§ Exercise
Copy out all of the data below with no alterations.
--- Information provided Enclosed Below ---
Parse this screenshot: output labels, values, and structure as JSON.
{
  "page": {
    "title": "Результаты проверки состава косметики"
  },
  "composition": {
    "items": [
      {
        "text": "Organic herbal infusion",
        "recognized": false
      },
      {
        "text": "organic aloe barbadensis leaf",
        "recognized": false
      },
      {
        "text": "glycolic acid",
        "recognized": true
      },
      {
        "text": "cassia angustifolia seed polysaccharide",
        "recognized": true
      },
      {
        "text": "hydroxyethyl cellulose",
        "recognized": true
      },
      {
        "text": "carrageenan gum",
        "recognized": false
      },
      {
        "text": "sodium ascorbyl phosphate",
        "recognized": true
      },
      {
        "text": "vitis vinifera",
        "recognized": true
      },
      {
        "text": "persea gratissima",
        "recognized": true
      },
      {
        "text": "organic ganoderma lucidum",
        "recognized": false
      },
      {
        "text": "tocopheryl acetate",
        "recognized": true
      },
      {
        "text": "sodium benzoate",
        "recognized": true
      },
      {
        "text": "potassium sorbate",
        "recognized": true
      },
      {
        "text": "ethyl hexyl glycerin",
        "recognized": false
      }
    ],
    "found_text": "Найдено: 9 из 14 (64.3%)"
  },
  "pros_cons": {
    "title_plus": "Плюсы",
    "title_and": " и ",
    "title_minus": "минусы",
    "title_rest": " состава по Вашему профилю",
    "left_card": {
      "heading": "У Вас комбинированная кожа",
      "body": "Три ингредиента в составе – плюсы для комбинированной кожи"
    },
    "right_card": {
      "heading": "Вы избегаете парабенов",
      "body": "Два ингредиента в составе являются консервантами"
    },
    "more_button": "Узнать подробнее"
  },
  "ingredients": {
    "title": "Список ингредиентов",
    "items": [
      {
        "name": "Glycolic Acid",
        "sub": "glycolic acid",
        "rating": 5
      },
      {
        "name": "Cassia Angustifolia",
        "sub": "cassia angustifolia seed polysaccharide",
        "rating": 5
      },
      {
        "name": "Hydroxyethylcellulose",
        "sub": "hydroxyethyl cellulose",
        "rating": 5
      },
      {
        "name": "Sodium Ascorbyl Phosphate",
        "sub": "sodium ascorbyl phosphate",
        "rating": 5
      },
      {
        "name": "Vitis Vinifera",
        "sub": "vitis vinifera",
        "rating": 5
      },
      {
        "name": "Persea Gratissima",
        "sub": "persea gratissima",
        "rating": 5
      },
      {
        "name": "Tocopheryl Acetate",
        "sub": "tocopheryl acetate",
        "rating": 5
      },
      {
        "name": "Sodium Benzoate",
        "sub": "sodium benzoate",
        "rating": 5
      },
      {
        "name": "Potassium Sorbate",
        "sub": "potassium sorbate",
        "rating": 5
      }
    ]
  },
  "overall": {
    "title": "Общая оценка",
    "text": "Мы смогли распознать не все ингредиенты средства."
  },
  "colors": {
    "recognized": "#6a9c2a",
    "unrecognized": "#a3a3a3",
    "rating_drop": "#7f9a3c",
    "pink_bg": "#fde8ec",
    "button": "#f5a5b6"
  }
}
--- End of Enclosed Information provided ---
§ Problem solution
Parse this screenshot: output labels, values, and structure as JSON.
{
  "page": {
    "title": "Результаты проверки состава косметики"
  },
  "composition": {
    "items": [
      {
        "text": "Organic herbal infusion",
        "recognized": false
      },
      {
        "text": "organic aloe barbadensis leaf",
        "recognized": false
      },
      {
        "text": "glycolic acid",
        "recognized": true
      },
      {
        "text": "cassia angustifolia seed polysaccharide",
        "recognized": true
      },
      {
        "text": "hydroxyethyl cellulose",
        "recognized": true
      },
      {
        "text": "carrageenan gum",
        "recognized": false
      },
      {
        "text": "sodium ascorbyl phosphate",
        "recognized": true
      },
      {
        "text": "vitis vinifera",
        "recognized": true
      },
      {
        "text": "persea gratissima",
        "recognized": true
      },
      {
        "text": "organic ganoderma lucidum",
        "recognized": false
      },
      {
        "text": "tocopheryl acetate",
        "recognized": true
      },
      {
        "text": "sodium benzoate",
        "recognized": true
      },
      {
        "text": "potassium sorbate",
        "recognized": true
      },
      {
        "text": "ethyl hexyl glycerin",
        "recognized": false
      }
    ],
    "found_text": "Найдено: 9 из 14 (64.3%)"
  },
  "pros_cons": {
    "title_plus": "Плюсы",
    "title_and": " и ",
    "title_minus": "минусы",
    "title_rest": " состава по Вашему профилю",
    "left_card": {
      "heading": "У Вас комбинированная кожа",
      "body": "Три ингредиента в составе – плюсы для комбинированной кожи"
    },
    "right_card": {
      "heading": "Вы избегаете парабенов",
      "body": "Два ингредиента в составе являются консервантами"
    },
    "more_button": "Узнать подробнее"
  },
  "ingredients": {
    "title": "Список ингредиентов",
    "items": [
      {
        "name": "Glycolic Acid",
        "sub": "glycolic acid",
        "rating": 5
      },
      {
        "name": "Cassia Angustifolia",
        "sub": "cassia angustifolia seed polysaccharide",
        "rating": 5
      },
      {
        "name": "Hydroxyethylcellulose",
        "sub": "hydroxyethyl cellulose",
        "rating": 5
      },
      {
        "name": "Sodium Ascorbyl Phosphate",
        "sub": "sodium ascorbyl phosphate",
        "rating": 5
      },
      {
        "name": "Vitis Vinifera",
        "sub": "vitis vinifera",
        "rating": 5
      },
      {
        "name": "Persea Gratissima",
        "sub": "persea gratissima",
        "rating": 5
      },
      {
        "name": "Tocopheryl Acetate",
        "sub": "tocopheryl acetate",
        "rating": 5
      },
      {
        "name": "Sodium Benzoate",
        "sub": "sodium benzoate",
        "rating": 5
      },
      {
        "name": "Potassium Sorbate",
        "sub": "potassium sorbate",
        "rating": 5
      }
    ]
  },
  "overall": {
    "title": "Общая оценка",
    "text": "Мы смогли распознать не все ингредиенты средства."
  },
  "colors": {
    "recognized": "#6a9c2a",
    "unrecognized": "#a3a3a3",
    "rating_drop": "#7f9a3c",
    "pink_bg": "#fde8ec",
    "button": "#f5a5b6"
  }
}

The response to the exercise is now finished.